Some memories listed are his very personal memories, but others spark memories of my own and I find myself saying, "Hey, I remember that too!"
I remember big puzzles on card tables that never got finished.
I remember vanilla pudding with vanilla wafers in it with and sliced bananas on top.
I remember cold cream. "Tums for the tummy." And Our Miss Brooks.
I remember when someone says something that rhymes, "You're a poet, and didn't know it, but your feet show it. They're Longfellows!"
I remember starting a set of supermarket encyclopedias, but three was as far as we got.This kind of list is a perfect ongoing assignment. It has value on its own, just as a list of personal memories, but it's also valuable as a list of potential stories. You'll find that many of the memory blasts you jot down on the list can be fleshed out into full stories. The list can become a database of story-starters.
I remember, in the morning, my eyelashes glued together with "sleep."
1) Designate a special notebook for your own memory blasts. Keep it near your desk, your bedside or kitchen table—someplace where it's handy anytime you have a memory that you want to jot down.
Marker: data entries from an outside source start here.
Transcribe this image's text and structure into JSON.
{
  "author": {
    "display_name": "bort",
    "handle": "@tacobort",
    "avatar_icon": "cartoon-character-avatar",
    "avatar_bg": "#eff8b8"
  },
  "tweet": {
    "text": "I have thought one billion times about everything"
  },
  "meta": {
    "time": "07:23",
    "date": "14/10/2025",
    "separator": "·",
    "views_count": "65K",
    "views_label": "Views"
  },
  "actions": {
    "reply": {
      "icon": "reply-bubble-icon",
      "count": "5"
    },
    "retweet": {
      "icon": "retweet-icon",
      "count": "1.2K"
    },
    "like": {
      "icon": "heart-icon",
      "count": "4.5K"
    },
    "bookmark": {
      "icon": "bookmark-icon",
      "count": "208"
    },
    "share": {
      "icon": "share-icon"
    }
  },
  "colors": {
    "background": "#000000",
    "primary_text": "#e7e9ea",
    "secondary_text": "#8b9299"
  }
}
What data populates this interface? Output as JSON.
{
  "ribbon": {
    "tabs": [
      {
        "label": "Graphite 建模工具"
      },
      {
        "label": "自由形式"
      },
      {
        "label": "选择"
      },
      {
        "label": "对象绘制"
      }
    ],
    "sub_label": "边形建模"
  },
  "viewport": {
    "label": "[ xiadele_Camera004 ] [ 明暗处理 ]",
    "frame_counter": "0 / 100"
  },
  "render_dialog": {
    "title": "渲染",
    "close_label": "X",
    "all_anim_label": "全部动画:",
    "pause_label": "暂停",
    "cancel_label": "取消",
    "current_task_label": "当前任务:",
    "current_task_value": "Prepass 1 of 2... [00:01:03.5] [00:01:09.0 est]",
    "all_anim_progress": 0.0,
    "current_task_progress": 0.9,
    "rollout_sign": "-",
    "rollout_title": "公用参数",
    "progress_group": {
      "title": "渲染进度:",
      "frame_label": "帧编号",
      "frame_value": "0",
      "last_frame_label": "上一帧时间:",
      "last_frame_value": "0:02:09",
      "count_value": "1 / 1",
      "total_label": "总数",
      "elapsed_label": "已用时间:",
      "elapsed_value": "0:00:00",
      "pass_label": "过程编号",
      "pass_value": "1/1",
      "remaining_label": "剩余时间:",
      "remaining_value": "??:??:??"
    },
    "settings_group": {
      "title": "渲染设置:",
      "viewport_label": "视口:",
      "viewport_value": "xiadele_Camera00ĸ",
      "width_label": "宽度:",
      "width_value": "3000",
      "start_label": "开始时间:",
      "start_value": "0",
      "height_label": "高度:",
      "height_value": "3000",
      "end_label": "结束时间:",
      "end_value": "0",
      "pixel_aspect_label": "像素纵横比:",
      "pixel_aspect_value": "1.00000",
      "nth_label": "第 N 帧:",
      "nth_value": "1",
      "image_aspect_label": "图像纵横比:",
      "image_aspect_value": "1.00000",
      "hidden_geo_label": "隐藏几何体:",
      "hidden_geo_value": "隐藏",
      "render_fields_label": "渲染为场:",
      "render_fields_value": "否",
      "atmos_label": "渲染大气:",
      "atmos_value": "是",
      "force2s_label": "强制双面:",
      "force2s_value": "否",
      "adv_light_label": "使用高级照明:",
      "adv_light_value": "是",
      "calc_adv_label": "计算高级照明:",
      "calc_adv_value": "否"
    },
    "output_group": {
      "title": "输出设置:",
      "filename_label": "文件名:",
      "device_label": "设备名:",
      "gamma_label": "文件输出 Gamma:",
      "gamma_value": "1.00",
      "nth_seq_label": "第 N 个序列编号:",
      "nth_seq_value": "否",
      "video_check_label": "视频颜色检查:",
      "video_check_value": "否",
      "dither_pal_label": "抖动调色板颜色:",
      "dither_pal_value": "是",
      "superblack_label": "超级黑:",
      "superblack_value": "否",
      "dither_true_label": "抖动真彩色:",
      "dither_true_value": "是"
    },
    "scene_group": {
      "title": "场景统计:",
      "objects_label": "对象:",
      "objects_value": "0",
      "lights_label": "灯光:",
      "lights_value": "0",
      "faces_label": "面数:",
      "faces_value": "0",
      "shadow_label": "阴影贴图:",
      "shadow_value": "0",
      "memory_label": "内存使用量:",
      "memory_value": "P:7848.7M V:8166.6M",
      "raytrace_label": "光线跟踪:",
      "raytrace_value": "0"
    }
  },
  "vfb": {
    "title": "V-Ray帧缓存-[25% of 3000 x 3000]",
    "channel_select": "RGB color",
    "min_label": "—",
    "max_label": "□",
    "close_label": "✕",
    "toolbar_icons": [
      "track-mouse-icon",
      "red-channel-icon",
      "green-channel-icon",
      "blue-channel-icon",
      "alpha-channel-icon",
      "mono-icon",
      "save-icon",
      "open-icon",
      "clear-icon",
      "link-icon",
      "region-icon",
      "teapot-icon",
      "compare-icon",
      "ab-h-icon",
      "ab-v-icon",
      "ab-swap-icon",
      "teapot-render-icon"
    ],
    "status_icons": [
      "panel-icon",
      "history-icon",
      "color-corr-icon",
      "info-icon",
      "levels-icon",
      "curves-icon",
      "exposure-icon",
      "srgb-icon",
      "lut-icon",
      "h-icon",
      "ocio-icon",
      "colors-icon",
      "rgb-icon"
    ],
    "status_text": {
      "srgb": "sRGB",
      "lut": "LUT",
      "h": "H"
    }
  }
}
2) Take 10 minutes to get your notebook started. Jot down as many random memories as you can in 10 minutes. One memory may spark a whole bunch along that same thought line.
3) Try to think of things that people don't do anymore. Include things that were part of your early life, everyday things. For example, I remember making mimeographs and having to turn a handle on the ink drum to make copies one by one.
4) Try to include how you felt. What scared you? What did you think of before going to sleep at night? What did you wish for when blowing out birthday candles?
5) Keep this list going for as long as you can, adding to it over time. Who knows, maybe you'll fill the entire notebook with memory blasts.
6) You can refer to this list for details when writing stories from your life. If you're writing about your grade school years, you might have listed several memories from that time that will add depth and texture to your stories.
7) If you print your stories in a print-on-demand book, you can sprinkle these little memory blasts throughout your book to add variety.
photo credit: Chris Blakeley via photopin cc